- NWTV.nl (in Dutch, 3/5): Comments that while at times the film gets “a bit boring,” Jennifer’s performance is “worth a big compliment” although the supporting cast doesn’t have as much to do. Praises the direction and the cinematography even if the film is “a bit on the long side.” Disagrees with the book split as it made Part 1 focus on the psychological warfare while Part 2 is more spectacle and less depth, and the moments that try to show some depth feel a bit too familiar to hold your attention. Calls the confrontation between Katniss and Snow “the absolute highlight of the series.”
- The Daily Beast (mild spoilers): Calls the movie “a snooze,” “drawn-out,” “dour,” a “cash-grab” and a “tedious send-off” all in the first paragraph. Dislikes the book split and describes Jennifer’s performance as one with “unrelenting joylessness” as she seems to be “so completely over” the role. States the first half to be “plodding” and “filled with moody exposition and set-up,” and declares the sewer sequences the parts where the movie “occasionally lives up to its Hunger Games predecessors.” Also dislikes the ending which “death-marches on for an eternity.” In the positive, applauds the strong female characters and the fact that Katniss is “a rare non-sexualized heroine leading her own revolution and her own lucrative franchise with smarts and strength.” Also likes that the love triangle remains mostly in the background. Admits that the franchise is brave for tackling heavy themes, but concludes this film in particular fell short.
- The Fresno Bee (2.5/4): Dislikes the books split as it makes “financial sense – not artistic sense,” but praises Jennifer Lawrence’s performance, which would “elevates even the slowest of stories.” Also applauds Donald Sutherland’s performance, calling his showdown with Katniss “one of the major highlights of the final film.” In the negative is the screenplay, which includes “meaningless conversations” and a “plodding pace” that makes the plot twists predictable, and a love triangle that “never ignites.” Notes the action scenes as “exciting” but dislikes the “long lapses” in-between. Also bemoans the reduced screen time of some supporting players and the “dampened” emotional impact of a certain key moment. Concludes that despite all the negatives, “there is something satisfying about getting to the end” and “it still offers some feeling of victory.”

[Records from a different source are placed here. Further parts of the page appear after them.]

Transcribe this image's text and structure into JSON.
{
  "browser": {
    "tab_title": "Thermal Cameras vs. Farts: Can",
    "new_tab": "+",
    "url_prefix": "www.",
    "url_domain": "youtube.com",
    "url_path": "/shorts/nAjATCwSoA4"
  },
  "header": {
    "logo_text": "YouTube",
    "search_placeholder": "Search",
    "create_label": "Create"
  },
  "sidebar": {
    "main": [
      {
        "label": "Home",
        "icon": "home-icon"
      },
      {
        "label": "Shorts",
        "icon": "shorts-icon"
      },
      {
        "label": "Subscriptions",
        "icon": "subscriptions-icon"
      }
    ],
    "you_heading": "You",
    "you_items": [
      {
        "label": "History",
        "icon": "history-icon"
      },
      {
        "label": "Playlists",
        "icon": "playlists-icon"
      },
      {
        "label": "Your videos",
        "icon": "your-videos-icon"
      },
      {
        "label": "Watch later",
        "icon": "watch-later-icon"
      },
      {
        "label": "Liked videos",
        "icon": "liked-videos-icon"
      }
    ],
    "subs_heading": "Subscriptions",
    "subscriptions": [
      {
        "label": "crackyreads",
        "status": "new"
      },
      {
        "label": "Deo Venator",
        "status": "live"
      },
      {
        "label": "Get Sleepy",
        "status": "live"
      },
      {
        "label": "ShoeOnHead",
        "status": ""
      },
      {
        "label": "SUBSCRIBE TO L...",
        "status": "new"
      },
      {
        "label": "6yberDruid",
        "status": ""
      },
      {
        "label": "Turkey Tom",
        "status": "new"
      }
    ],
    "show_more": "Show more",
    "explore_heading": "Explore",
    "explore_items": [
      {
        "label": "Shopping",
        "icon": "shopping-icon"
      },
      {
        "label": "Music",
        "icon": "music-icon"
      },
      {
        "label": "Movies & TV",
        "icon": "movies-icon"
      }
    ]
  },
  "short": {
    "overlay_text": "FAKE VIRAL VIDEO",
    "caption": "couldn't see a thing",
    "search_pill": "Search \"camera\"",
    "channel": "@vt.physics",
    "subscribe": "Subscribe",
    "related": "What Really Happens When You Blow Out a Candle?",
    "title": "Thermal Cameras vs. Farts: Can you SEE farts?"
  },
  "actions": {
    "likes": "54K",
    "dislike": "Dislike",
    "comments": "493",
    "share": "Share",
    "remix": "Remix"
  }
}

What do you think of these new reviews, folks? Do you put any stock in the negative comments? Which of the more positive comments make you so excited? Are you worried that the Tomatometer score has been going down? Do you think the bulk of the US reviews are going to be positive? Sound off in the comments!